Crimson clover, also called “scarlet” or Italian clover, is native to southeastern Europe and southwestern Turkey. The first introductions into the United States came from Italy in the early 1800s and it then spread rapidly throughout the southeastern states.

Easy to distinguish, beautiful to behold.

Crimson clover is a winter annual with dark green, oval leaflets containing no V-shaped water mark making it easy to distinguish from other annual clovers. It has hairy stems and leaves and brilliant crimson flowers producing yellow rounded seed that are about 2.5 times larger than arrowleaf seed. 

Growth comes easily.

Crimson’s large seed is responsible for its ability to easily establish in most seedbed conditions including simple broadcasting in un-tilled areas. Crimson prefers well-drained soils and pH between 5.0-6.5. Current varieties do not have good winter hardiness.
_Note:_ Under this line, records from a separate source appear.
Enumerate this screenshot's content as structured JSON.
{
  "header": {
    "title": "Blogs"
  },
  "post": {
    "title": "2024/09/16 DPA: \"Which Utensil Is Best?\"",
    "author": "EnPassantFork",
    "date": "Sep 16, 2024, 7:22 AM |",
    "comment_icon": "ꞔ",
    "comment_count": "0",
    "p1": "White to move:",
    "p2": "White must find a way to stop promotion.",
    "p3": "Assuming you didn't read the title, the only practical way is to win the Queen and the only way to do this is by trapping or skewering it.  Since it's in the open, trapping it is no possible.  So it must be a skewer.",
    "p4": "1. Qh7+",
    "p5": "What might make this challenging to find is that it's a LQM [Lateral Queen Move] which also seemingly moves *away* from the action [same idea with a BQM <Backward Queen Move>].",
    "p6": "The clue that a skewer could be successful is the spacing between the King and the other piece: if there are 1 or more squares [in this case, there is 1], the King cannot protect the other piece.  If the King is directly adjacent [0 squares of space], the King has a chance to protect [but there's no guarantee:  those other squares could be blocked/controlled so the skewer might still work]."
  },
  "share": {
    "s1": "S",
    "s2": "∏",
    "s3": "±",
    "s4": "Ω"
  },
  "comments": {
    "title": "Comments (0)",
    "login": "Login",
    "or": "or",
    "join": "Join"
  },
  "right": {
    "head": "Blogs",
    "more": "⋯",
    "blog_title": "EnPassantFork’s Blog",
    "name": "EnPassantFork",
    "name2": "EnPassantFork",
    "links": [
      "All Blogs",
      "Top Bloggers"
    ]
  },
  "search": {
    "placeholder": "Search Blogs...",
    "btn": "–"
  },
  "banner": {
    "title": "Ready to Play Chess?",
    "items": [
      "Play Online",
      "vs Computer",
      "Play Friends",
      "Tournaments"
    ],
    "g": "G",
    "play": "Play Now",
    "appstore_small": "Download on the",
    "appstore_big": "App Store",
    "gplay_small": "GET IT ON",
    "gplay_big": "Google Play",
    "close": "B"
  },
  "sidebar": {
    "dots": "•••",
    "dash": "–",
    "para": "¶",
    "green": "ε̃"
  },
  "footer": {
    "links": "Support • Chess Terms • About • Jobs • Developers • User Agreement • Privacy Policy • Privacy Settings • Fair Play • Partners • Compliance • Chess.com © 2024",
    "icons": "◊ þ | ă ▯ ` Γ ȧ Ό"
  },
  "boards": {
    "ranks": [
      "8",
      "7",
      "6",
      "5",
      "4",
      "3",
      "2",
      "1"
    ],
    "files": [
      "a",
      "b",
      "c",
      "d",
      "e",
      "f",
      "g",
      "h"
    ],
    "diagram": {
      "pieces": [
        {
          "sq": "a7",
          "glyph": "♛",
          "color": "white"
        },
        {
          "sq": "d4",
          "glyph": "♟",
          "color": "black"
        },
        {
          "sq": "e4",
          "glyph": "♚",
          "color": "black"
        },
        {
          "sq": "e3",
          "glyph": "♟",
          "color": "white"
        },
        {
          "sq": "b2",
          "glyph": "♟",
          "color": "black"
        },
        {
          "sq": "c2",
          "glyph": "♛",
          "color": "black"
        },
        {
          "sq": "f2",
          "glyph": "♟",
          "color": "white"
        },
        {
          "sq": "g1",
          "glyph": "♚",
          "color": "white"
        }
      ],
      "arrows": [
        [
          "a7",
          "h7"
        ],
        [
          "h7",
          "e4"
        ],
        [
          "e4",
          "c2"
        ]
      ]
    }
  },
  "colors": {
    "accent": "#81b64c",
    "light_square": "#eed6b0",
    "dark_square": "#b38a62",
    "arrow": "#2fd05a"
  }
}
It is the fastest growing of the annual clovers, easy to establish, and handles shade well - even the shade of other crops, like standing corn.

Widely used as a cover crop and as forage.

Crimson clover is widely used in the South as a dependable, high-yielding, early maturing, annual forage and roadside crop. It is also fast becoming a reliable cover crop for the North, as it has better growth at lower temperatures than most annual clovers. Crimson is also a good weed suppressor, organic matter increaser, and erosion controller. Forage production is high in protein and tonnage - up to 6,000 lbs. DM/acre. Bloat can be an issue, but usually not as likely as with white clover or alfalfa.

Nitrogen producer.

Crimson can provide nitrogen credit for succeeding crops of 70-150 lbs. N/A. In order to achieve optimal nitrogen fixation ability, crimson clover needs to be inoculated with Rhizobium leguminosarum biovar trifolii. This is best achieved with Nitro-Coat®.

What we recommend.

Dixie is the most popular variety on the market.

Crimson Clover Specifications

Crimson Clover Specifications

zonesZones 7,8, and upper part of zone 9
ease of establishmentExcellent
seeding rate straight20-30 lbs/ac
seeding rate mix15-20 lbs/ac
seeding timeSeptember-early November
seeding depth3/8-1/2 inch
seeding methodBroadcast or drilled (preferred)
method of killing/suppressionMowing; grazing; chemical
optimal germination temperatureNight temperatures >40 F
seedling emergence/vigorExcellent
reseeding potentialExcellent
root typeTap
grazing potentialGood
hay potentialGood
use with wildlifeGood
use in orchardsGood
use with row cropsGood
use with other grasses/legumesGood
Bees/beneficial insectsExcellent
compaction controlGood
erosion controlExcellent
weed suppression potentialExcellent
green manure/cover crop useExcellent
spreading capabilityFair
N contribution potentialGood
DM potentialGood
Forage qualityGood
harvest time frame (late/early/year-round)Early
number of harvest/yr2-3 per growing season
other commentsWill produce more forage than other clovers at low temperatures; excellent for roadside beautification
bloat riskModerate
disease susceptibilityModerate - susceptible to crown and stem rots
insect/nematode riskModerate - susceptible to clover head weevils
cold toleranceGood
traffic toleranceGood
heat toleranceGood
drought toleranceGood
shade toleranceGood
dry soil toleranceGood
wet soil toleranceGood
pH range5.0-6.5
required fertility (P, K, other nutrients)Tolerant of lower pH soils than most clovers; responds to P and K fertilization